EXERCISE DIRECTIONS:
If a picture appears in the records below, drop it, and reproduce everything else exactly.

RECORDS FOR PROCESSING:
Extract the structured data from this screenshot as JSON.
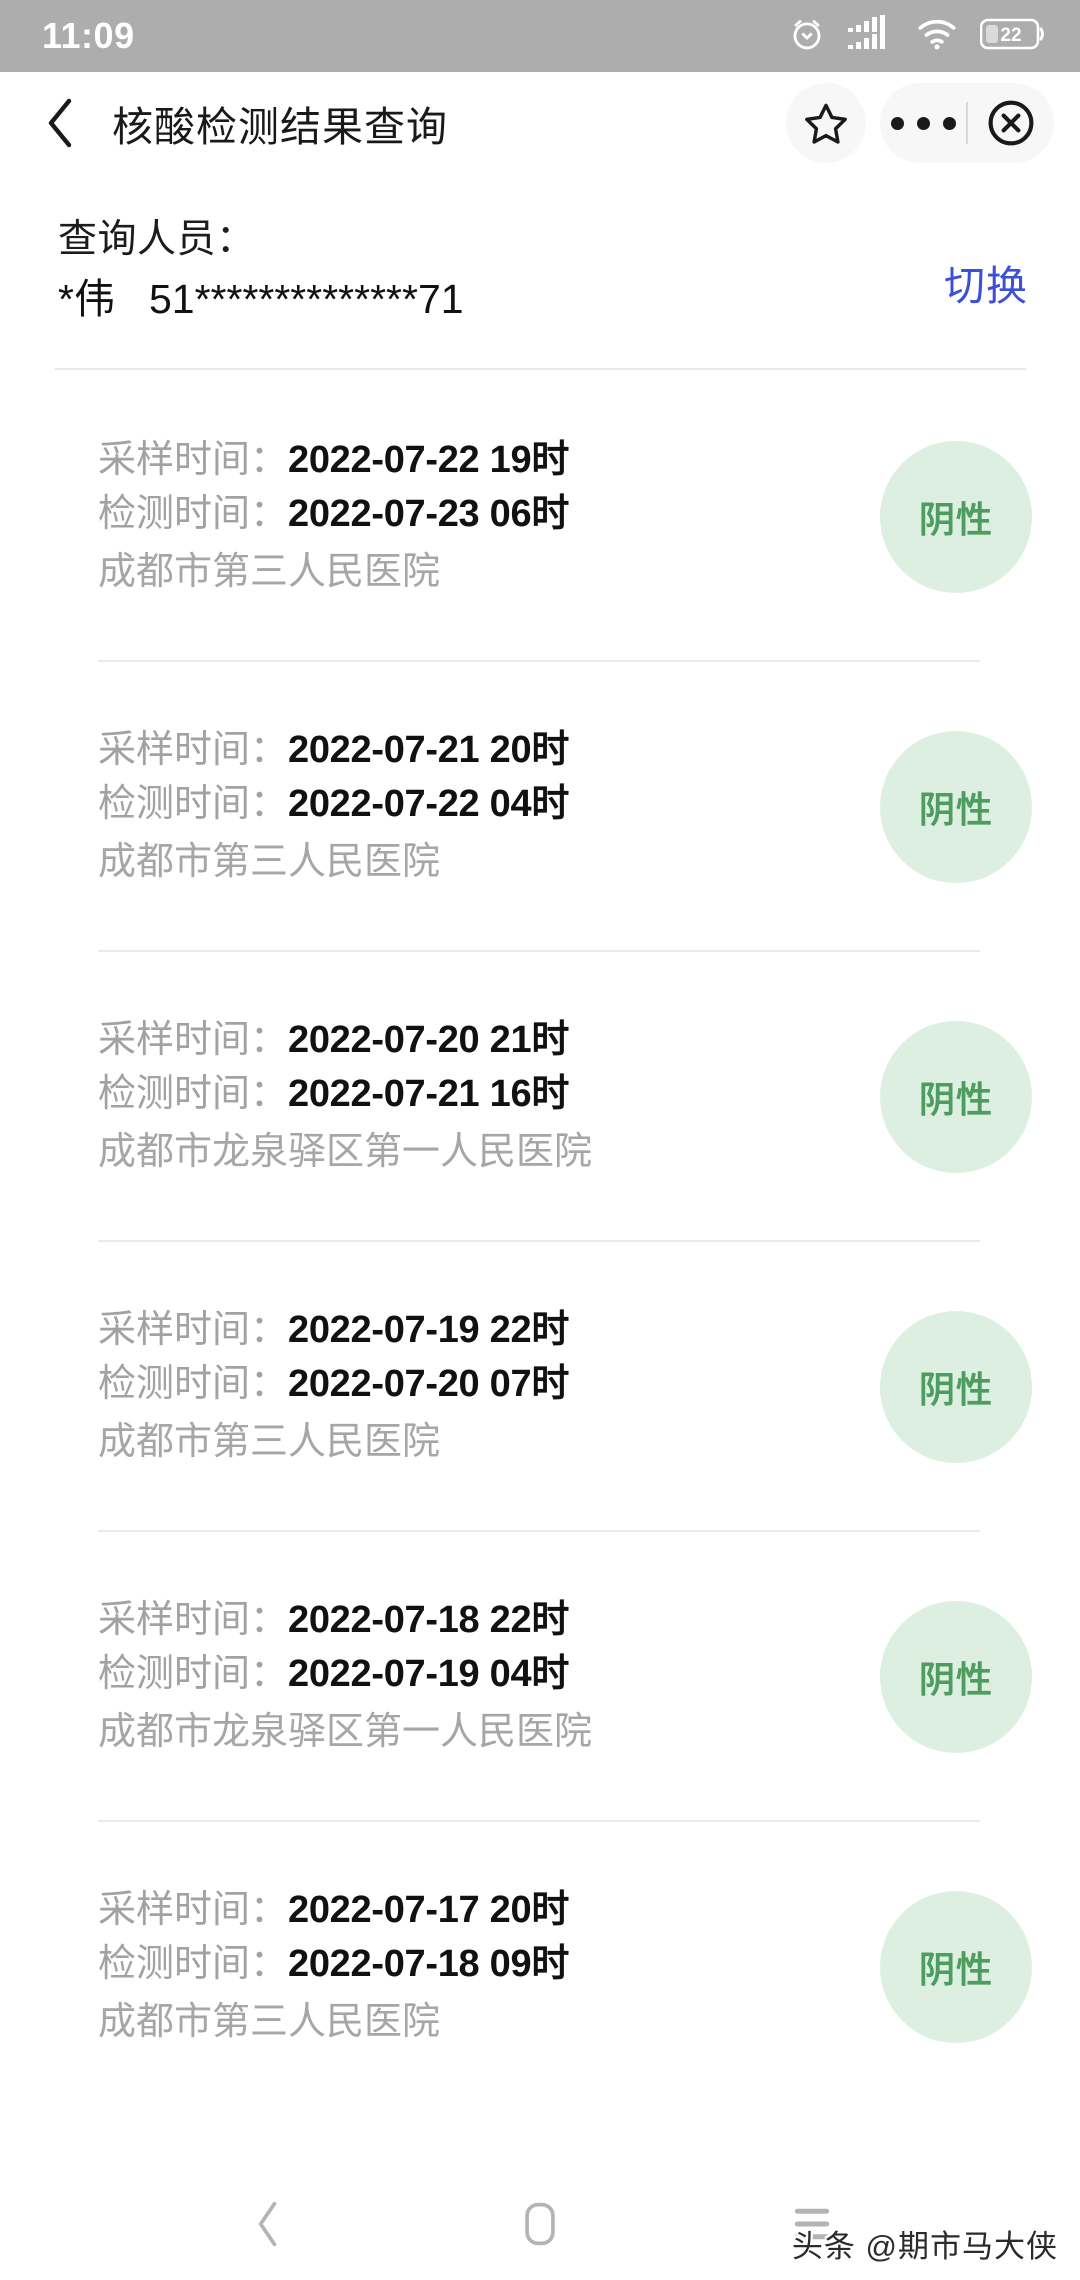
{
  "status_bar": {
    "time": "11:09",
    "battery_percent": "22",
    "icons": [
      "alarm-clock-icon",
      "signal-bars-icon",
      "wifi-icon",
      "battery-icon"
    ]
  },
  "header": {
    "back_label": "‹",
    "title": "核酸检测结果查询",
    "favorite_icon": "star-icon",
    "more_icon": "more-dots-icon",
    "close_icon": "close-circle-icon"
  },
  "person": {
    "label": "查询人员：",
    "name": "*伟",
    "id_number": "51**************71",
    "switch_label": "切换"
  },
  "labels": {
    "sample_time": "采样时间：",
    "test_time": "检测时间："
  },
  "colors": {
    "status_bar_bg": "#adadad",
    "switch_link": "#3b4fd8",
    "badge_bg": "#ddefe0",
    "badge_text": "#4d9c60",
    "value_text": "#111111",
    "muted_text": "#a2a2a2"
  },
  "results": [
    {
      "sample_time": "2022-07-22 19时",
      "test_time": "2022-07-23 06时",
      "hospital": "成都市第三人民医院",
      "result": "阴性"
    },
    {
      "sample_time": "2022-07-21 20时",
      "test_time": "2022-07-22 04时",
      "hospital": "成都市第三人民医院",
      "result": "阴性"
    },
    {
      "sample_time": "2022-07-20 21时",
      "test_time": "2022-07-21 16时",
      "hospital": "成都市龙泉驿区第一人民医院",
      "result": "阴性"
    },
    {
      "sample_time": "2022-07-19 22时",
      "test_time": "2022-07-20 07时",
      "hospital": "成都市第三人民医院",
      "result": "阴性"
    },
    {
      "sample_time": "2022-07-18 22时",
      "test_time": "2022-07-19 04时",
      "hospital": "成都市龙泉驿区第一人民医院",
      "result": "阴性"
    },
    {
      "sample_time": "2022-07-17 20时",
      "test_time": "2022-07-18 09时",
      "hospital": "成都市第三人民医院",
      "result": "阴性"
    }
  ],
  "nav_bar": {
    "back_icon": "chevron-left-icon",
    "home_icon": "home-square-icon",
    "recents_icon": "menu-lines-icon"
  },
  "watermark": {
    "text": "头条 @期市马大侠"
  }
}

TASK OUTPUT:
Extract the structured data from this screenshot as JSON.
{
  "status_bar": {
    "time": "11:09",
    "battery_percent": "22",
    "icons": [
      "alarm-clock-icon",
      "signal-bars-icon",
      "wifi-icon",
      "battery-icon"
    ]
  },
  "header": {
    "back_label": "‹",
    "title": "核酸检测结果查询",
    "favorite_icon": "star-icon",
    "more_icon": "more-dots-icon",
    "close_icon": "close-circle-icon"
  },
  "person": {
    "label": "查询人员：",
    "name": "*伟",
    "id_number": "51**************71",
    "switch_label": "切换"
  },
  "labels": {
    "sample_time": "采样时间：",
    "test_time": "检测时间："
  },
  "colors": {
    "status_bar_bg": "#adadad",
    "switch_link": "#3b4fd8",
    "badge_bg": "#ddefe0",
    "badge_text": "#4d9c60",
    "value_text": "#111111",
    "muted_text": "#a2a2a2"
  },
  "results": [
    {
      "sample_time": "2022-07-22 19时",
      "test_time": "2022-07-23 06时",
      "hospital": "成都市第三人民医院",
      "result": "阴性"
    },
    {
      "sample_time": "2022-07-21 20时",
      "test_time": "2022-07-22 04时",
      "hospital": "成都市第三人民医院",
      "result": "阴性"
    },
    {
      "sample_time": "2022-07-20 21时",
      "test_time": "2022-07-21 16时",
      "hospital": "成都市龙泉驿区第一人民医院",
      "result": "阴性"
    },
    {
      "sample_time": "2022-07-19 22时",
      "test_time": "2022-07-20 07时",
      "hospital": "成都市第三人民医院",
      "result": "阴性"
    },
    {
      "sample_time": "2022-07-18 22时",
      "test_time": "2022-07-19 04时",
      "hospital": "成都市龙泉驿区第一人民医院",
      "result": "阴性"
    },
    {
      "sample_time": "2022-07-17 20时",
      "test_time": "2022-07-18 09时",
      "hospital": "成都市第三人民医院",
      "result": "阴性"
    }
  ],
  "nav_bar": {
    "back_icon": "chevron-left-icon",
    "home_icon": "home-square-icon",
    "recents_icon": "menu-lines-icon"
  },
  "watermark": {
    "text": "头条 @期市马大侠"
  }
}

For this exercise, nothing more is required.